(iv) Lungs of animals in the low and intermediate dose groups shall also be subjected to histopathological examination, primarily for evidence of infection since this provides a convenient assessment of the state of health of the animals.
(v) Lungs and trachea of the whole-body perfusion-fixed test animals cited in paragraph (d)(1)(ii)(A) of this section are examined for inhaled particle distribution.
(e) Interpretation of results. All observed results, quantitative and incidental, shall be evaluated by an appropriate statistical method. The specific methods, including consideration of statistical power, shall be selected during the design of the study.
(f) Test report. In addition to the reporting requirements as specified under §§ 79.60 and 79.61(e), the following individual animal data information shall be reported:

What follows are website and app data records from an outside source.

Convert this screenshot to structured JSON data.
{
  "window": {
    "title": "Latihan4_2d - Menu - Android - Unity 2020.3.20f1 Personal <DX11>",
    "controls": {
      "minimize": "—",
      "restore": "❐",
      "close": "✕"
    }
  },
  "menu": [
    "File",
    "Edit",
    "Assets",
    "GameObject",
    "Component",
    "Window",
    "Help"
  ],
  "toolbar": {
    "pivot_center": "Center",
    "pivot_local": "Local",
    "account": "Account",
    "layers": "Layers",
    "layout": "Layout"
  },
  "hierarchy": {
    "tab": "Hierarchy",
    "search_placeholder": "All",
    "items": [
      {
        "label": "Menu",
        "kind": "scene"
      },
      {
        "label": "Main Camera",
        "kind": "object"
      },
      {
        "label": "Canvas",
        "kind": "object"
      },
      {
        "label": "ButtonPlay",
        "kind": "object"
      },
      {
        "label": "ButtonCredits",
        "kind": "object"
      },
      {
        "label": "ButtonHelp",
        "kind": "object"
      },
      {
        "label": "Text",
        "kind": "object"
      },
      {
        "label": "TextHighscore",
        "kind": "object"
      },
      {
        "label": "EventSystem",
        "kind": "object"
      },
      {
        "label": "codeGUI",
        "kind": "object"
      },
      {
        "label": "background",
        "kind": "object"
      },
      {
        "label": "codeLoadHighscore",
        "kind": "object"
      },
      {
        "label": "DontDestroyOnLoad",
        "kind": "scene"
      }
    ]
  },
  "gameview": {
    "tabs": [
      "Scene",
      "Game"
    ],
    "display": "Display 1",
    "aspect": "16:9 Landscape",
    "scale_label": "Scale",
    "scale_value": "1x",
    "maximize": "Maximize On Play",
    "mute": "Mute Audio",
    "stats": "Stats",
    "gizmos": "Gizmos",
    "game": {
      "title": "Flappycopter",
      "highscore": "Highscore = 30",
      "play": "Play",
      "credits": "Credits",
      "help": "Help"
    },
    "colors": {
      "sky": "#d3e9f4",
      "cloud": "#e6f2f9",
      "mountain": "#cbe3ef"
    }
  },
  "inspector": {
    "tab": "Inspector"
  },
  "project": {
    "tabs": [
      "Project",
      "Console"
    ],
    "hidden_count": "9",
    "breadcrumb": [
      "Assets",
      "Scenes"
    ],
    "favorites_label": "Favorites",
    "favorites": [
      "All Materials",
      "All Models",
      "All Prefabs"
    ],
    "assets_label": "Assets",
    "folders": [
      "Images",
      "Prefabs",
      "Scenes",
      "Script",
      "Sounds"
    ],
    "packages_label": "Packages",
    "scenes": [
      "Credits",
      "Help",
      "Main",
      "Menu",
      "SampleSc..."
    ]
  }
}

(1) Date of death during the study or whether animals survived to termination.
(2) Date of observation of each abnormal sign and its subsequent course.
(3) Individual body weight data, and group average body weight data vs. time.
(4) Feed consumption data, when collected.
(5) Hematological tests employed and all results.
(6) Clinical biochemistry tests employed and all results.
(7) Necropsy findings.
(8) Type of stain/fixative and procedures used in preparing tissue samples.
(9) Detailed description of all histopathological findings.
(g) References. For additional background information on this test guideline, the following references should be consulted.
(1) 40 CFR 798.2450, Inhalation toxicity.
(3) General Statement of Work for the Conduct of Toxicity and Carcinogenicity Studies in Laboratory Animals (revised April, 1987/modifications through January, 1990) appendix G, National Toxicology Program - U.S. Dept. of Health and Human Services (Public Health Service), P.O. Box 12233, Research Triangle Park, NC 27709.